### WORK TO BE COMPLETED:
For each line in the data below that has the word "this", copy that line.

Component data from apps and pages:

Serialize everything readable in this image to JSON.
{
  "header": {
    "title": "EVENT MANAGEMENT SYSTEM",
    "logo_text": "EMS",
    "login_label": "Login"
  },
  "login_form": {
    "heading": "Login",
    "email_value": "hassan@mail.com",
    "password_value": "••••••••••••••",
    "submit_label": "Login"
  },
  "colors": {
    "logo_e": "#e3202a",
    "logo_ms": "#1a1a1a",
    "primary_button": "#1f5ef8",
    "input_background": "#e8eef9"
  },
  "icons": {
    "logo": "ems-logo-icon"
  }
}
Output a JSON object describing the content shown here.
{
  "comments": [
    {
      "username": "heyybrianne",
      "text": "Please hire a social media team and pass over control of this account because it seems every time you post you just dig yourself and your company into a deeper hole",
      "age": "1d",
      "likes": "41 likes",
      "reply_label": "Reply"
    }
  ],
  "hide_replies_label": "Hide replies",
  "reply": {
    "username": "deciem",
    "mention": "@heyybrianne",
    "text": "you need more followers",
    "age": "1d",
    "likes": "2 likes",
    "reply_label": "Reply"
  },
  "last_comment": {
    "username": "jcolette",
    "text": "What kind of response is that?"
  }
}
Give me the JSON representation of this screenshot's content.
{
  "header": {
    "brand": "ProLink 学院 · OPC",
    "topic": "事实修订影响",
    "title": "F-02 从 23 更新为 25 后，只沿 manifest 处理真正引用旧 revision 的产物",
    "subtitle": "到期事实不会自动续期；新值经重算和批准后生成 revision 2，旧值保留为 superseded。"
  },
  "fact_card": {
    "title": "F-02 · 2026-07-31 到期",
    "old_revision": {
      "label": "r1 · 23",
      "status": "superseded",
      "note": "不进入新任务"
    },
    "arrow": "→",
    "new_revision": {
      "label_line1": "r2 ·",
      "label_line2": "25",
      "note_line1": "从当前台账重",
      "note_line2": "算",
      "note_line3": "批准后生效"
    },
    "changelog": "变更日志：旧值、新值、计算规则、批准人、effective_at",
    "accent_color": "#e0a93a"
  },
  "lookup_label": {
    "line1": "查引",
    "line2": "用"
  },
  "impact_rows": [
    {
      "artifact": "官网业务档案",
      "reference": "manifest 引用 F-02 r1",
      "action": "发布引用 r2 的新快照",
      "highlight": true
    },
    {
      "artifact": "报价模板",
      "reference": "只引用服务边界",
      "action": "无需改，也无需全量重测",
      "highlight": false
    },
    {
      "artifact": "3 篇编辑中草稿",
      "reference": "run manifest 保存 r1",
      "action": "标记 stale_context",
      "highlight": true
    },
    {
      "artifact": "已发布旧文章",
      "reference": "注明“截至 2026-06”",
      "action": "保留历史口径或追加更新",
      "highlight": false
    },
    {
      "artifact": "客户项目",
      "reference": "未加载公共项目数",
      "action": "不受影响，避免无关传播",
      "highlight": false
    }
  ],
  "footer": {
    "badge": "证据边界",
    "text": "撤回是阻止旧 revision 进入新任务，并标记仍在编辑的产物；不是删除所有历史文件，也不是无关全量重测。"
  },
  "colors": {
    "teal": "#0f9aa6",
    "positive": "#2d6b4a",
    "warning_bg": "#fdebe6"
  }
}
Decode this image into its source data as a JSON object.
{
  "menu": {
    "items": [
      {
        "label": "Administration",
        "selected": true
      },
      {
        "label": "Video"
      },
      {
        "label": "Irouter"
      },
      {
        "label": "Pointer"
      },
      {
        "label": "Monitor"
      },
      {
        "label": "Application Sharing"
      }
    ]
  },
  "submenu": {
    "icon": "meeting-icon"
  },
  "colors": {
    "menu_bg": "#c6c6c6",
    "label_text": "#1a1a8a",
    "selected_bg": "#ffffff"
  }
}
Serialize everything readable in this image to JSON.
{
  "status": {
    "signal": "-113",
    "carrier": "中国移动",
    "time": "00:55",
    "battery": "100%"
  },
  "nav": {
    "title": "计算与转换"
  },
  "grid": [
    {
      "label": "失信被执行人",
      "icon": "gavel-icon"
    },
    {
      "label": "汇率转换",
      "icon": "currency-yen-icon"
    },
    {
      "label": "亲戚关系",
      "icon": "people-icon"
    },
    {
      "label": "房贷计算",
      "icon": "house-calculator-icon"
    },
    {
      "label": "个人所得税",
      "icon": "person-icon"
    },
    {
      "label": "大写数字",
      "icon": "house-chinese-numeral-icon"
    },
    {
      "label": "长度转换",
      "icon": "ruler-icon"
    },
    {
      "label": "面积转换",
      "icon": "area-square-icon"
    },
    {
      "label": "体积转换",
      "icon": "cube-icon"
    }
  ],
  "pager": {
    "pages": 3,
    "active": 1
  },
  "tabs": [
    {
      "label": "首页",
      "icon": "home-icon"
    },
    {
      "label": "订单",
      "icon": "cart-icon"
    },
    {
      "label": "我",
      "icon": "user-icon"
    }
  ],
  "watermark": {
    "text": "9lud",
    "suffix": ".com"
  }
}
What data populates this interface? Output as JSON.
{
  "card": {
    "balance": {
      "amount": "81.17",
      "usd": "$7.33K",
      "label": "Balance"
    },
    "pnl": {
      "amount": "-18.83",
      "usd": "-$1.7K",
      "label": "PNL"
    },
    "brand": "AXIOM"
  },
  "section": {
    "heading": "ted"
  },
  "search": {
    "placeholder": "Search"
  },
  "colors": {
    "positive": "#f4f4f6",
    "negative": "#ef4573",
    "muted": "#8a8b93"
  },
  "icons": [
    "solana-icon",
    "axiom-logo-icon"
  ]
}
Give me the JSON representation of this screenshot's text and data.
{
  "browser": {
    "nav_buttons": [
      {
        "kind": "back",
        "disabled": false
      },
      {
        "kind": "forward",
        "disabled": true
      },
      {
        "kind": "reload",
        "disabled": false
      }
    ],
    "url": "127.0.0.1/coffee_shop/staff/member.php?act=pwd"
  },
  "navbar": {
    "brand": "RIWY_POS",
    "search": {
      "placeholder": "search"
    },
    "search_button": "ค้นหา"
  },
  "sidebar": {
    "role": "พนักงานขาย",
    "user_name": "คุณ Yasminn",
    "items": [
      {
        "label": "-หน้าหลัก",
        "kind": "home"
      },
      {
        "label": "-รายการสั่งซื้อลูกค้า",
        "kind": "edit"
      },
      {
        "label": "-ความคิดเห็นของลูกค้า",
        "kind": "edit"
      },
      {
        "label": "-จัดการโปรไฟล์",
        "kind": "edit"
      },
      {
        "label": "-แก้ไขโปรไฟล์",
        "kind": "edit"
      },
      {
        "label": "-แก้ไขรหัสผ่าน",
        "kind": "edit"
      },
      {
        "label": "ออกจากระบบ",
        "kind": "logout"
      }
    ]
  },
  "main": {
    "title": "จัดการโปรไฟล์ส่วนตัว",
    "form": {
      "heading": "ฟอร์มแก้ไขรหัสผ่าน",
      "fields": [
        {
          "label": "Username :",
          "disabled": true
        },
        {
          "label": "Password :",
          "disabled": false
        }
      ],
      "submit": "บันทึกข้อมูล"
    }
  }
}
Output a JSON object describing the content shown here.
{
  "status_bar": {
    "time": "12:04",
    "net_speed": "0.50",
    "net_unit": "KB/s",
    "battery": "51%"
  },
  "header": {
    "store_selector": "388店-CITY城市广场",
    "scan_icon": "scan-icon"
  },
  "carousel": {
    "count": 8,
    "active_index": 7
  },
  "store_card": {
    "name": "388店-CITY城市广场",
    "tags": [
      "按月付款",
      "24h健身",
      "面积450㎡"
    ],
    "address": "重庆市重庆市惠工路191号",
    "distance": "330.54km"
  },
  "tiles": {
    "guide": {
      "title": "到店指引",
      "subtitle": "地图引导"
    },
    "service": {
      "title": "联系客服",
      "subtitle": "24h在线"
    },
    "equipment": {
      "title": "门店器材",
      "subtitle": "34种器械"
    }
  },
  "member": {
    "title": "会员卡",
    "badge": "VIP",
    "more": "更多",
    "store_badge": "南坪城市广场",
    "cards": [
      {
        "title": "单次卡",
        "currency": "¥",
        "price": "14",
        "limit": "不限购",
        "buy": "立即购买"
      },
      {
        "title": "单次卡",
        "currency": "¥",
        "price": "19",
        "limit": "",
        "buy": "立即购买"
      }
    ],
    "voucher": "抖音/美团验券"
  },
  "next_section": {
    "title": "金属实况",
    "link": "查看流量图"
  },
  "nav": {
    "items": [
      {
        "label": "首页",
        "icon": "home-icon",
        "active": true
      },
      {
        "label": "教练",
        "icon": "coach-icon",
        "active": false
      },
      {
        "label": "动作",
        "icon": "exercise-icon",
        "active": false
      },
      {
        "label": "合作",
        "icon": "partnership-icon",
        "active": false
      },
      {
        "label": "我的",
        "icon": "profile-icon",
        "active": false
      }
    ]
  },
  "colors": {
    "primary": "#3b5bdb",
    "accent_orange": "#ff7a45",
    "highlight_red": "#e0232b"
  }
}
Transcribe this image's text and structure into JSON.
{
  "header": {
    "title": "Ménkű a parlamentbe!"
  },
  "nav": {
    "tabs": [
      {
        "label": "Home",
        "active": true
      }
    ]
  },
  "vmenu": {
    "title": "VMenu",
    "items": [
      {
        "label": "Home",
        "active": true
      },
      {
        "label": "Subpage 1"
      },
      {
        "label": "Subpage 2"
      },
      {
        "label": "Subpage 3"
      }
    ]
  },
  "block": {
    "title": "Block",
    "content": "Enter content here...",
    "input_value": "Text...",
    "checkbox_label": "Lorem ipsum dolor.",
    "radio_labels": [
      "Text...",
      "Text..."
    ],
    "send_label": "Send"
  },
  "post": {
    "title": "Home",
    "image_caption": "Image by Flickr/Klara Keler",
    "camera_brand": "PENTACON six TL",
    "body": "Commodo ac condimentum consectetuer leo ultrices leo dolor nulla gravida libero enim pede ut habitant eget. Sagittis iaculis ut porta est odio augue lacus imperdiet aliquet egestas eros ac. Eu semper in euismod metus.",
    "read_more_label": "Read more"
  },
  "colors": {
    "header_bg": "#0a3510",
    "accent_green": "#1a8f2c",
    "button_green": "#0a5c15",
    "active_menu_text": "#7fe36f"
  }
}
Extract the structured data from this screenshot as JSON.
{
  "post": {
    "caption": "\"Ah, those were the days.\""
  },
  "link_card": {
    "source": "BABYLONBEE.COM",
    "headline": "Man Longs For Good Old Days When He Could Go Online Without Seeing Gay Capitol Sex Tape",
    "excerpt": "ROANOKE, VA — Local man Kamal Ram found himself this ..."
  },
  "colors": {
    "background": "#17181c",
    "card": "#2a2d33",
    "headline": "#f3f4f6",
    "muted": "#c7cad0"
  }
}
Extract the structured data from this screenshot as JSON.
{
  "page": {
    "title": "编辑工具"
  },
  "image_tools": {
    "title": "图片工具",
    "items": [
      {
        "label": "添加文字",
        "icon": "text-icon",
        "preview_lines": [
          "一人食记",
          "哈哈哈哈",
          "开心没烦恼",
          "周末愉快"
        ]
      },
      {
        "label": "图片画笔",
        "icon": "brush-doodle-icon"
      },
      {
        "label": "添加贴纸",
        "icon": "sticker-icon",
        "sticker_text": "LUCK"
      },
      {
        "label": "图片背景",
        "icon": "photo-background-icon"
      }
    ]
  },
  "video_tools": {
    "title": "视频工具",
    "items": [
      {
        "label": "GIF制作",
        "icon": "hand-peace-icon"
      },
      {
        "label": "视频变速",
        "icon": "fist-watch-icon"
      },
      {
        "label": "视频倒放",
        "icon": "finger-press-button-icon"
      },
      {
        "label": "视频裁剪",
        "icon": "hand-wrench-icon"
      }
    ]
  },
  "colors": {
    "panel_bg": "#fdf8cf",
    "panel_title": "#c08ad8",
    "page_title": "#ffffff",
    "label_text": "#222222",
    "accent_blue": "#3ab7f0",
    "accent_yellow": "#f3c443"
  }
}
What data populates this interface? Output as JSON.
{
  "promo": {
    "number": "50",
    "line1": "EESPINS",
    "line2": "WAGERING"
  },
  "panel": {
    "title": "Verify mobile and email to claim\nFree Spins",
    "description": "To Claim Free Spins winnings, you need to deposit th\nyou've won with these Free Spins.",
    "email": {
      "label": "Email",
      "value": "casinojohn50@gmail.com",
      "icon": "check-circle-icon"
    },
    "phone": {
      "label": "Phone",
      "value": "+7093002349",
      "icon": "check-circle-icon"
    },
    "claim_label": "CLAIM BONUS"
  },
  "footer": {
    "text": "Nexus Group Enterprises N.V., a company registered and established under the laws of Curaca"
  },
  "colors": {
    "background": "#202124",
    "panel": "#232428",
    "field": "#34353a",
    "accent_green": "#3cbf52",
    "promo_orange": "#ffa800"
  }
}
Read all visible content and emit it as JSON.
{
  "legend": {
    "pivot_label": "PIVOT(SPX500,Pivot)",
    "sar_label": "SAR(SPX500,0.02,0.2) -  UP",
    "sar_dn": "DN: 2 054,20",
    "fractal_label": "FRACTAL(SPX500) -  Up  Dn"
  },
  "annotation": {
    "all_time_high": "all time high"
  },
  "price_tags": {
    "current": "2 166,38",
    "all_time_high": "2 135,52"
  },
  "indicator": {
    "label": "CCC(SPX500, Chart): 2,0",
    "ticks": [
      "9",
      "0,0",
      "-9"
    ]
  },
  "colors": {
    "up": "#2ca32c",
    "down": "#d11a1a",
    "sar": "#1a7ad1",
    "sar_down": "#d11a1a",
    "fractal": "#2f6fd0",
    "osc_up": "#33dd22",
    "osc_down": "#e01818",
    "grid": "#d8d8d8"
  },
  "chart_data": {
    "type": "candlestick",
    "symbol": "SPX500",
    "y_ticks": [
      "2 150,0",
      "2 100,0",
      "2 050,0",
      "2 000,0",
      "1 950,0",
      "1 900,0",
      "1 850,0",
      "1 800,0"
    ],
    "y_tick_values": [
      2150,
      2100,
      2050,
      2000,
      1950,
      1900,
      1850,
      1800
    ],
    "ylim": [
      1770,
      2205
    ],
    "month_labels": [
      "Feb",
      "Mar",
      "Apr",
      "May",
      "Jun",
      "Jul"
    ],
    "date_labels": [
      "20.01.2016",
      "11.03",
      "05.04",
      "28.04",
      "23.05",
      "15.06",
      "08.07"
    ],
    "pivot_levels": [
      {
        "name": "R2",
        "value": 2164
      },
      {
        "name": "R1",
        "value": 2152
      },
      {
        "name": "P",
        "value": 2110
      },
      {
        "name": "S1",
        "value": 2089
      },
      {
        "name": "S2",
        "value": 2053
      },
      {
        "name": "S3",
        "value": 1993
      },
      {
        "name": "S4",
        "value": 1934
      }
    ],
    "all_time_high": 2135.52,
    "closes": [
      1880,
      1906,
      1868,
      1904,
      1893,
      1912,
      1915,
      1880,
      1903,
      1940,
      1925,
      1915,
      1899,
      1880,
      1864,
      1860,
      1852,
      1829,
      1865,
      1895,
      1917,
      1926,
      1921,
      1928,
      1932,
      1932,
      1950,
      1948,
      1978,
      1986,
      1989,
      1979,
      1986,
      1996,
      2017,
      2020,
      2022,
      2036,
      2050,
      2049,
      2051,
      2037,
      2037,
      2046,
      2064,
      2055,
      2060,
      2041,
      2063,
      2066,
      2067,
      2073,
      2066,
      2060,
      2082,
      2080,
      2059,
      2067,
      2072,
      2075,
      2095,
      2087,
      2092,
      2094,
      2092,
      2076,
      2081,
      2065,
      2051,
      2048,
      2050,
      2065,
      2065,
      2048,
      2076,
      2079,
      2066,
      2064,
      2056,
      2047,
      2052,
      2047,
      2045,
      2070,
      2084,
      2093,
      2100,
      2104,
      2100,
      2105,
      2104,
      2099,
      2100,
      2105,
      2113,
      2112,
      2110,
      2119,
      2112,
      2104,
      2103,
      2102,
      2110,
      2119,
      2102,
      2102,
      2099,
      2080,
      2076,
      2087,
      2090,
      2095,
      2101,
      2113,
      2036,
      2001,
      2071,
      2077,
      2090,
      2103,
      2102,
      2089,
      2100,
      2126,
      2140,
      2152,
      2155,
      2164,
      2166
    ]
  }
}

### REPLY TO THE TASK:
Serialize everything readable in this image to JSON.
      "text": "Please hire a social media team and pass over control of this account because it seems every time you post you just dig yourself and your company into a deeper hole",
Give me the JSON representation of this screenshot's content.
Decode this image into its source data as a JSON object.
Serialize everything readable in this image to JSON.
What data populates this interface? Output as JSON.
Give me the JSON representation of this screenshot's text and data.
Transcribe this image's text and structure into JSON.
Extract the structured data from this screenshot as JSON.
    "excerpt": "ROANOKE, VA — Local man Kamal Ram found himself this ..."
Extract the structured data from this screenshot as JSON.
What data populates this interface? Output as JSON.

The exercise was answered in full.